I took that diagram to my work area and taped it on the wall with several other pictures of Godzilla screen shots from movies using the suit that I wanted to mimic. From the 1:1 diagram I was able to get almost exact size measurements for every detail of Godzilla.
To work on such a large suit/costume I thought I would need a stand for the suit to fit over. I devised a wooden stand with legs, neck and short arms to hold everything up. This would be the easel for my canvas, unfortunately this easel didn’t cut the mustard.
It was too inflexible and hard to move around so I could get to every side. There was no easy way to get the suit off the wooden frame either. I’m sure there is a way to do this but I came up with a different idea.
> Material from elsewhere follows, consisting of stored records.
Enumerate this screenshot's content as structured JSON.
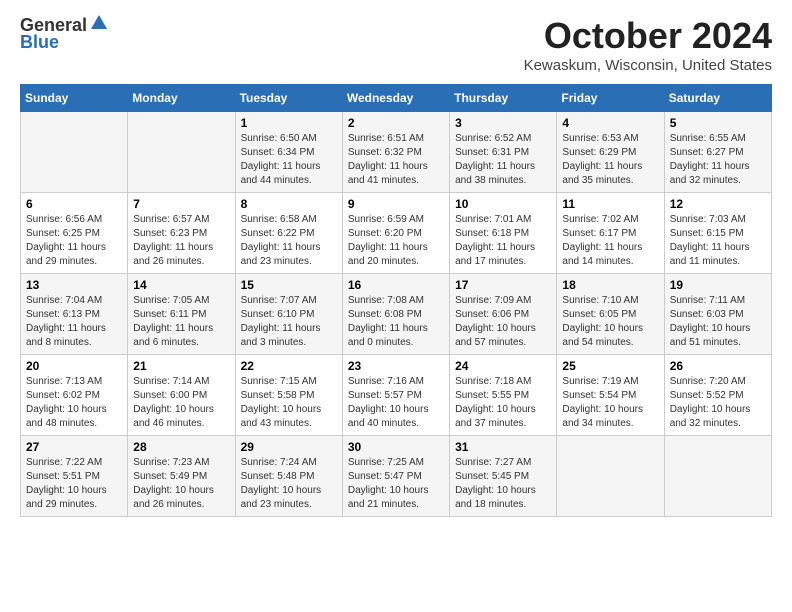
{
  "header": {
    "logo_general": "General",
    "logo_blue": "Blue",
    "month": "October 2024",
    "location": "Kewaskum, Wisconsin, United States"
  },
  "days_of_week": [
    "Sunday",
    "Monday",
    "Tuesday",
    "Wednesday",
    "Thursday",
    "Friday",
    "Saturday"
  ],
  "weeks": [
    [
      {
        "day": "",
        "info": ""
      },
      {
        "day": "",
        "info": ""
      },
      {
        "day": "1",
        "info": "Sunrise: 6:50 AM\nSunset: 6:34 PM\nDaylight: 11 hours\nand 44 minutes."
      },
      {
        "day": "2",
        "info": "Sunrise: 6:51 AM\nSunset: 6:32 PM\nDaylight: 11 hours\nand 41 minutes."
      },
      {
        "day": "3",
        "info": "Sunrise: 6:52 AM\nSunset: 6:31 PM\nDaylight: 11 hours\nand 38 minutes."
      },
      {
        "day": "4",
        "info": "Sunrise: 6:53 AM\nSunset: 6:29 PM\nDaylight: 11 hours\nand 35 minutes."
      },
      {
        "day": "5",
        "info": "Sunrise: 6:55 AM\nSunset: 6:27 PM\nDaylight: 11 hours\nand 32 minutes."
      }
    ],
    [
      {
        "day": "6",
        "info": "Sunrise: 6:56 AM\nSunset: 6:25 PM\nDaylight: 11 hours\nand 29 minutes."
      },
      {
        "day": "7",
        "info": "Sunrise: 6:57 AM\nSunset: 6:23 PM\nDaylight: 11 hours\nand 26 minutes."
      },
      {
        "day": "8",
        "info": "Sunrise: 6:58 AM\nSunset: 6:22 PM\nDaylight: 11 hours\nand 23 minutes."
      },
      {
        "day": "9",
        "info": "Sunrise: 6:59 AM\nSunset: 6:20 PM\nDaylight: 11 hours\nand 20 minutes."
      },
      {
        "day": "10",
        "info": "Sunrise: 7:01 AM\nSunset: 6:18 PM\nDaylight: 11 hours\nand 17 minutes."
      },
      {
        "day": "11",
        "info": "Sunrise: 7:02 AM\nSunset: 6:17 PM\nDaylight: 11 hours\nand 14 minutes."
      },
      {
        "day": "12",
        "info": "Sunrise: 7:03 AM\nSunset: 6:15 PM\nDaylight: 11 hours\nand 11 minutes."
      }
    ],
    [
      {
        "day": "13",
        "info": "Sunrise: 7:04 AM\nSunset: 6:13 PM\nDaylight: 11 hours\nand 8 minutes."
      },
      {
        "day": "14",
        "info": "Sunrise: 7:05 AM\nSunset: 6:11 PM\nDaylight: 11 hours\nand 6 minutes."
      },
      {
        "day": "15",
        "info": "Sunrise: 7:07 AM\nSunset: 6:10 PM\nDaylight: 11 hours\nand 3 minutes."
      },
      {
        "day": "16",
        "info": "Sunrise: 7:08 AM\nSunset: 6:08 PM\nDaylight: 11 hours\nand 0 minutes."
      },
      {
        "day": "17",
        "info": "Sunrise: 7:09 AM\nSunset: 6:06 PM\nDaylight: 10 hours\nand 57 minutes."
      },
      {
        "day": "18",
        "info": "Sunrise: 7:10 AM\nSunset: 6:05 PM\nDaylight: 10 hours\nand 54 minutes."
      },
      {
        "day": "19",
        "info": "Sunrise: 7:11 AM\nSunset: 6:03 PM\nDaylight: 10 hours\nand 51 minutes."
      }
    ],
    [
      {
        "day": "20",
        "info": "Sunrise: 7:13 AM\nSunset: 6:02 PM\nDaylight: 10 hours\nand 48 minutes."
      },
      {
        "day": "21",
        "info": "Sunrise: 7:14 AM\nSunset: 6:00 PM\nDaylight: 10 hours\nand 46 minutes."
      },
      {
        "day": "22",
        "info": "Sunrise: 7:15 AM\nSunset: 5:58 PM\nDaylight: 10 hours\nand 43 minutes."
      },
      {
        "day": "23",
        "info": "Sunrise: 7:16 AM\nSunset: 5:57 PM\nDaylight: 10 hours\nand 40 minutes."
      },
      {
        "day": "24",
        "info": "Sunrise: 7:18 AM\nSunset: 5:55 PM\nDaylight: 10 hours\nand 37 minutes."
      },
      {
        "day": "25",
        "info": "Sunrise: 7:19 AM\nSunset: 5:54 PM\nDaylight: 10 hours\nand 34 minutes."
      },
      {
        "day": "26",
        "info": "Sunrise: 7:20 AM\nSunset: 5:52 PM\nDaylight: 10 hours\nand 32 minutes."
      }
    ],
    [
      {
        "day": "27",
        "info": "Sunrise: 7:22 AM\nSunset: 5:51 PM\nDaylight: 10 hours\nand 29 minutes."
      },
      {
        "day": "28",
        "info": "Sunrise: 7:23 AM\nSunset: 5:49 PM\nDaylight: 10 hours\nand 26 minutes."
      },
      {
        "day": "29",
        "info": "Sunrise: 7:24 AM\nSunset: 5:48 PM\nDaylight: 10 hours\nand 23 minutes."
      },
      {
        "day": "30",
        "info": "Sunrise: 7:25 AM\nSunset: 5:47 PM\nDaylight: 10 hours\nand 21 minutes."
      },
      {
        "day": "31",
        "info": "Sunrise: 7:27 AM\nSunset: 5:45 PM\nDaylight: 10 hours\nand 18 minutes."
      },
      {
        "day": "",
        "info": ""
      },
      {
        "day": "",
        "info": ""
      }
    ]
  ]
}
I quickly came to the conclusion that my Godzilla costume was going to be so big and heavy that it couldn’t stand on it’s own so I decided to hand it up. I used several normal coat hangers, a bunch of duct tape and the top of a curved plastic garbage can (the dark green area) that I cut to be about the width of my very own shoulders. The more I could do to mimic my own body’s size the better.
Instead of starting from scratch I decided to build upon something I already had. A flight suit. This was going to be a big costume, and it was going to be very warm since it would be almost 100% foam. I wanted to make sure it wasn’t skin tight so I decided on using clothing that was bulky, and this is important. Luckily I had an old flight suit that you can get from any online military surplus store to use. It’s nice because the flight suit is a one-piece but I’m sure you could start with an old pair of sweat pants/shirt if you needed.
A flat flight suit is not representative of a living person so I stuffed the flight suit with foam, blown-up balloons, old shirts, whatever I could get my hands on. Fill out the inside of your base suit to mimic a body as much as possible or even bigger.
It would be nice if I was able to create the costume as one full piece like they do in the movies, but I didn’t think it was a good idea. I had to decide on the best way to break up the sections so they were practical as as well as secure. It’s up to you if and where you would like to make your sections but I made my Godzilla costume in 4 main areas:
There are lots of different ways to create a costume and even more types of materials to choose from. Here is a basic listing of what I used in the construction of my Godzilla costume:
|Fabri-Tac Permanent Adhesive (12x 8oz Bottles)
Loctite Heavy Duty Spray Adhesive (5 Cans)
Hot Glue Gun
Hot Glue Sticks (12)
Green High Denisty Foam (5.25 Yards 1/2 inch)
Rigid Pink Insulation Foam
Stretchy Grey Fabric (11 Yards)
Black Vinyl (2.5 Yards)
Green Latex Paint (2 Gallons)
Pillow Stuffing (Soft ‘n Crafty)
Electric Carving Knife
Radio Shack 20 Second Recording Module
Battery Powered Speakers
Black Interfacing (fabric to see through)
Toilet Basin Tube (Secure Tail)
And a VERY large area to work in.